We said we would act quickly to ensure that the Supreme Court has a full complement of judges. The Liberal Party and the NDP asked several times for this position to be filled quickly. That is exactly what we did by appointing Justice Gascon, who will be a distinguished jurist.

This appointment follows an extensive consultation of eminent members of Quebec's legal community. As the member for Gatineau said when she heard the news, and I quote: “Justice Gascon is an excellent choice and he has a very good reputation”. We agree. We welcome Justice Gascon to the Supreme Court.

Citizenship and Immigration September 30th, 2014

Mr. Speaker, the Liberal leader seems to be in favour of letting terrorists travel abroad to commit horrible acts.

When asked his opinion about revoking or refusing passports for terrorists, he said that the believed the Criminal Code was the best tool for fighting terrorism.

He is not brave enough to take passports away from ISIL terrorists in order to prevent them from travelling abroad to decapitate journalists and murder innocents.
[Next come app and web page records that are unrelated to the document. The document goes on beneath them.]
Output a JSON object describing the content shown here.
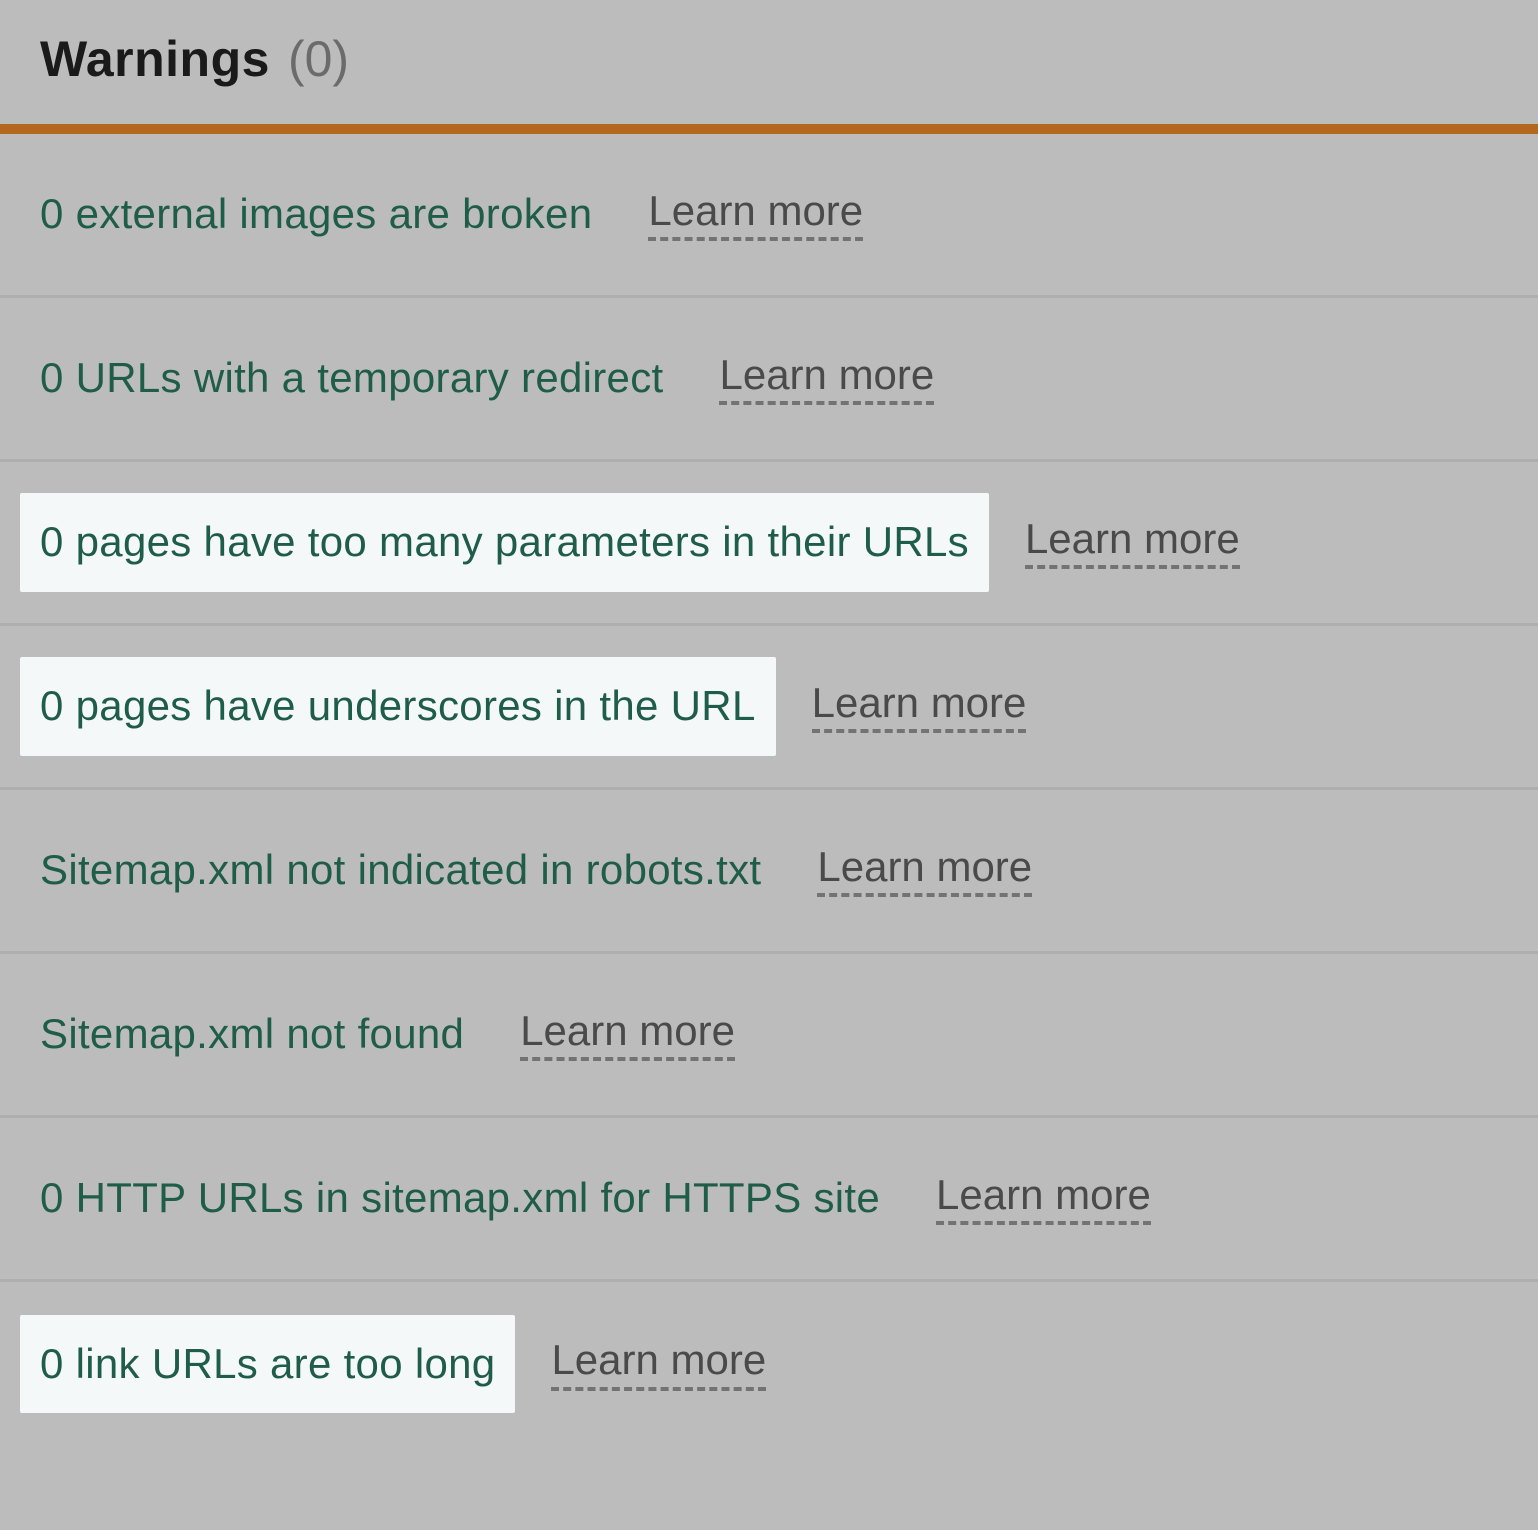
{
  "header": {
    "title": "Warnings",
    "count": "(0)"
  },
  "learn_more_label": "Learn more",
  "warnings": [
    {
      "text": "0 external images are broken",
      "highlighted": false
    },
    {
      "text": "0 URLs with a temporary redirect",
      "highlighted": false
    },
    {
      "text": "0 pages have too many parameters in their URLs",
      "highlighted": true
    },
    {
      "text": "0 pages have underscores in the URL",
      "highlighted": true
    },
    {
      "text": "Sitemap.xml not indicated in robots.txt",
      "highlighted": false
    },
    {
      "text": "Sitemap.xml not found",
      "highlighted": false
    },
    {
      "text": "0 HTTP URLs in sitemap.xml for HTTPS site",
      "highlighted": false
    },
    {
      "text": "0 link URLs are too long",
      "highlighted": true
    }
  ]
}
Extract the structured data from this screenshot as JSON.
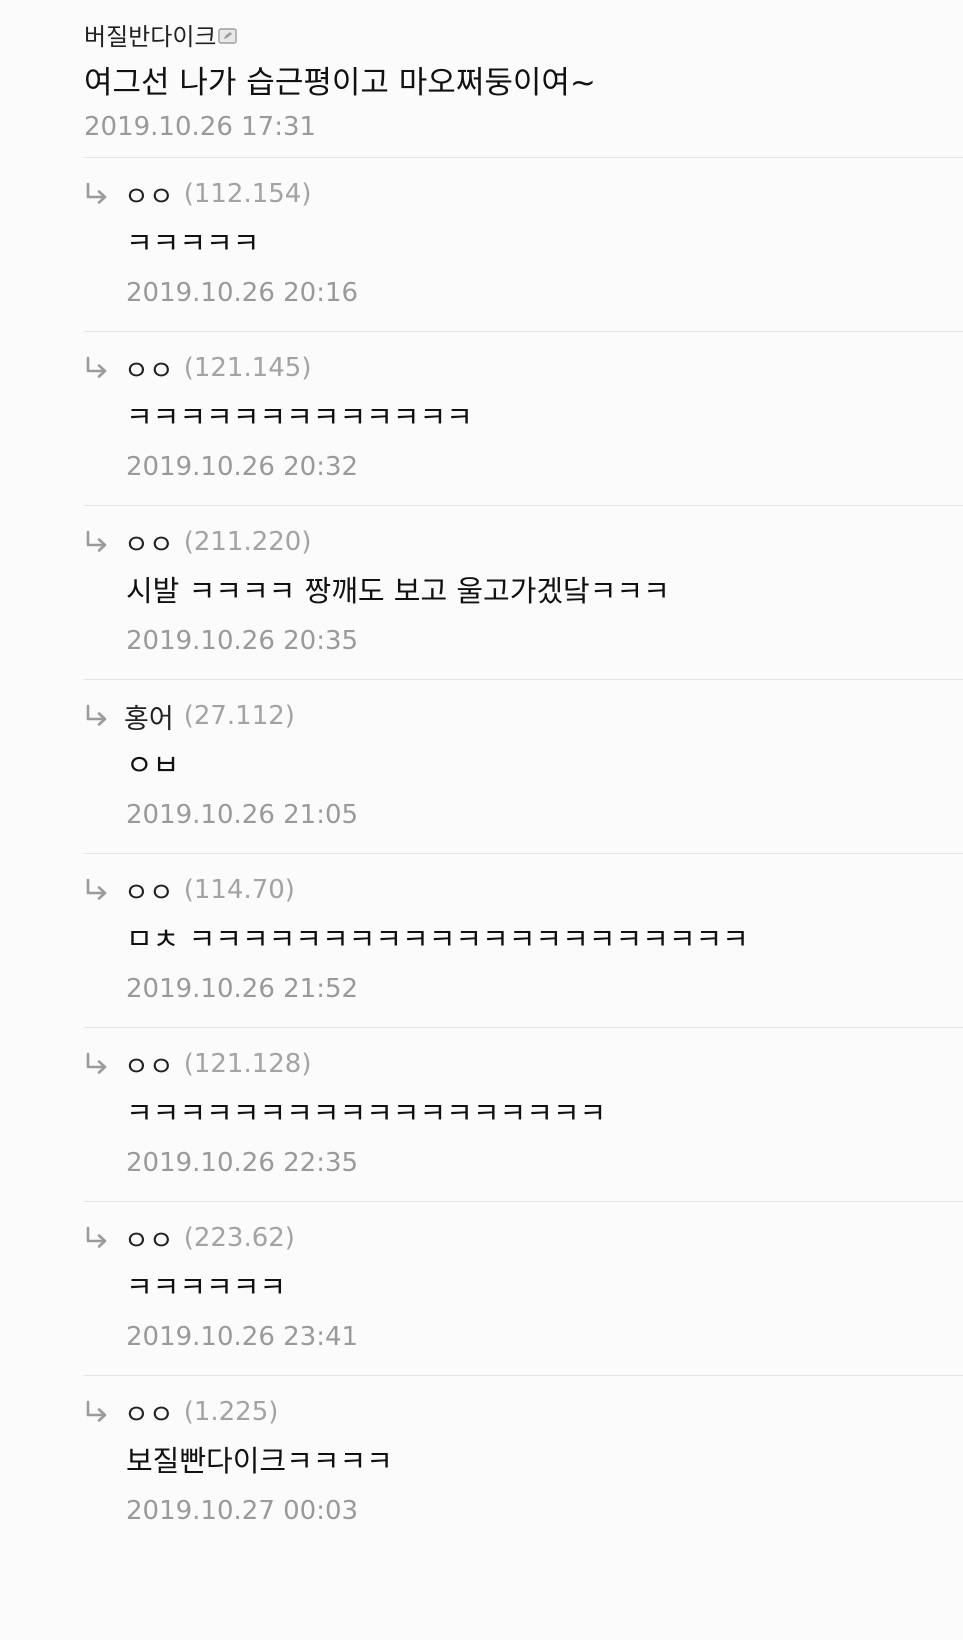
{
  "main_comment": {
    "author": "버질반다이크",
    "text": "여그선 나가 습근평이고 마오쩌둥이여~",
    "date": "2019.10.26 17:31"
  },
  "replies": [
    {
      "author": "ㅇㅇ",
      "ip": "(112.154)",
      "text": "ㅋㅋㅋㅋㅋ",
      "date": "2019.10.26 20:16"
    },
    {
      "author": "ㅇㅇ",
      "ip": "(121.145)",
      "text": "ㅋㅋㅋㅋㅋㅋㅋㅋㅋㅋㅋㅋㅋ",
      "date": "2019.10.26 20:32"
    },
    {
      "author": "ㅇㅇ",
      "ip": "(211.220)",
      "text": "시발 ㅋㅋㅋㅋ 짱깨도 보고 울고가겠닼ㅋㅋㅋ",
      "date": "2019.10.26 20:35"
    },
    {
      "author": "홍어",
      "ip": "(27.112)",
      "text": "ㅇㅂ",
      "date": "2019.10.26 21:05"
    },
    {
      "author": "ㅇㅇ",
      "ip": "(114.70)",
      "text": "ㅁㅊ ㅋㅋㅋㅋㅋㅋㅋㅋㅋㅋㅋㅋㅋㅋㅋㅋㅋㅋㅋㅋㅋ",
      "date": "2019.10.26 21:52"
    },
    {
      "author": "ㅇㅇ",
      "ip": "(121.128)",
      "text": "ㅋㅋㅋㅋㅋㅋㅋㅋㅋㅋㅋㅋㅋㅋㅋㅋㅋㅋ",
      "date": "2019.10.26 22:35"
    },
    {
      "author": "ㅇㅇ",
      "ip": "(223.62)",
      "text": "ㅋㅋㅋㅋㅋㅋ",
      "date": "2019.10.26 23:41"
    },
    {
      "author": "ㅇㅇ",
      "ip": "(1.225)",
      "text": "보질빤다이크ㅋㅋㅋㅋ",
      "date": "2019.10.27 00:03"
    }
  ],
  "icons": {
    "edit": "edit-icon",
    "reply": "reply-arrow-icon"
  },
  "colors": {
    "text": "#111111",
    "meta": "#9a9a9a",
    "divider": "#e4e4e4",
    "background": "#fbfbfb"
  }
}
On this side of the House, we believe that individuals who plan to go abroad to commit heinous crimes against innocent people should no longer have a Canadian passport.

Protection of Communities and Exploited Persons Act September 26th, 2014

Mr. Speaker, certainly on the topic of prostitution this government is committed to initially, and I do say initially, invest $20 million over five years to develop programs to withdraw those who willingly want to withdraw from the area of prostitution.

When it comes to protecting the most vulnerable, obviously our children, we have struck a balance and made it an offence to sell sexual services in areas where children could be available, because we do not want to expose them to used condoms or to an otherwise unacceptable social activity.

Protection of Communities and Exploited Persons Act September 26th, 2014

Mr. Speaker, that is a somewhat exceptional situation, but I see no exception for people who are disabled. It will never be legal to purchase sexual services in Canada. The goal is to protect the vulnerable because we know that this activity is extremely dangerous.

Protection of Communities and Exploited Persons Act September 26th, 2014

Mr. Speaker, I thank the hon. member for that very relevant question.

Studies that have been conducted on other countries that have legalized or decriminalized prostitution—New Zealand, Australia, Holland, Germany—have found that in cases where it has been legalized, there has been a direct increase in human trafficking. There has also been a huge increase in the number of very violent crimes against the sex workers, so those who are vulnerable, because of legalization, have become increasingly more vulnerable.

However, in the case of Sweden, which is the Nordic model, from which we drew some of the best parts and of course formed our own Canadian model, what was found was that the number of sex offences decreased, the number of workers withdrew, there were social programs put in place to help those who wanted to withdraw, and there was notably a decrease in the sex trade, which is what we are trying to do with this very bill.